Your answer should be a single number: the count of lines in the entries below that contain "courses".

Provided records section start

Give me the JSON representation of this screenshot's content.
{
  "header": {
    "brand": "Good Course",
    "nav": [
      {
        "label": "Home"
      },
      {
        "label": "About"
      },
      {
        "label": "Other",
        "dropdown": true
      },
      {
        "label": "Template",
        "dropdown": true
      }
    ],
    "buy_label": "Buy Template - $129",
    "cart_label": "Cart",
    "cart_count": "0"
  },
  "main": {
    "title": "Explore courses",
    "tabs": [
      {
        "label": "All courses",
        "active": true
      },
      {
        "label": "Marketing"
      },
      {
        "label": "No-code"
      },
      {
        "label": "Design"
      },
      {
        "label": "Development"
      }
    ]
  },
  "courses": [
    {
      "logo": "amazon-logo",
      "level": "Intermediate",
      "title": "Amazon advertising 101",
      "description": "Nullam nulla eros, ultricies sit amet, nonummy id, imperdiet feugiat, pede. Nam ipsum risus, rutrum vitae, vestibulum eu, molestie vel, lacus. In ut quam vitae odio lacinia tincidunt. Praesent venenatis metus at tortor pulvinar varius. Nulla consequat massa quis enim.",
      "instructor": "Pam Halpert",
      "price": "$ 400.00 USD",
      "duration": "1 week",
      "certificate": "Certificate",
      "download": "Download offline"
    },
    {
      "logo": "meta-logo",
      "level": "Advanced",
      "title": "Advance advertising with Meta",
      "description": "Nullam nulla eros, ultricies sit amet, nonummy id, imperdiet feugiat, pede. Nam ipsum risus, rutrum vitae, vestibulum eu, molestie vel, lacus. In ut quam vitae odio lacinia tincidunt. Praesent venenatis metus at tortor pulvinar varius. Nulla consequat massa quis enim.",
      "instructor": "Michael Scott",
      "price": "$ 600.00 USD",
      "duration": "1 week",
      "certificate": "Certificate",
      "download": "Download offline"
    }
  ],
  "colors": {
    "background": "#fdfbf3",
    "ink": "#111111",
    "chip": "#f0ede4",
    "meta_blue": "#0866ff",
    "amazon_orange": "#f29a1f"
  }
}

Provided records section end

**Solution**
3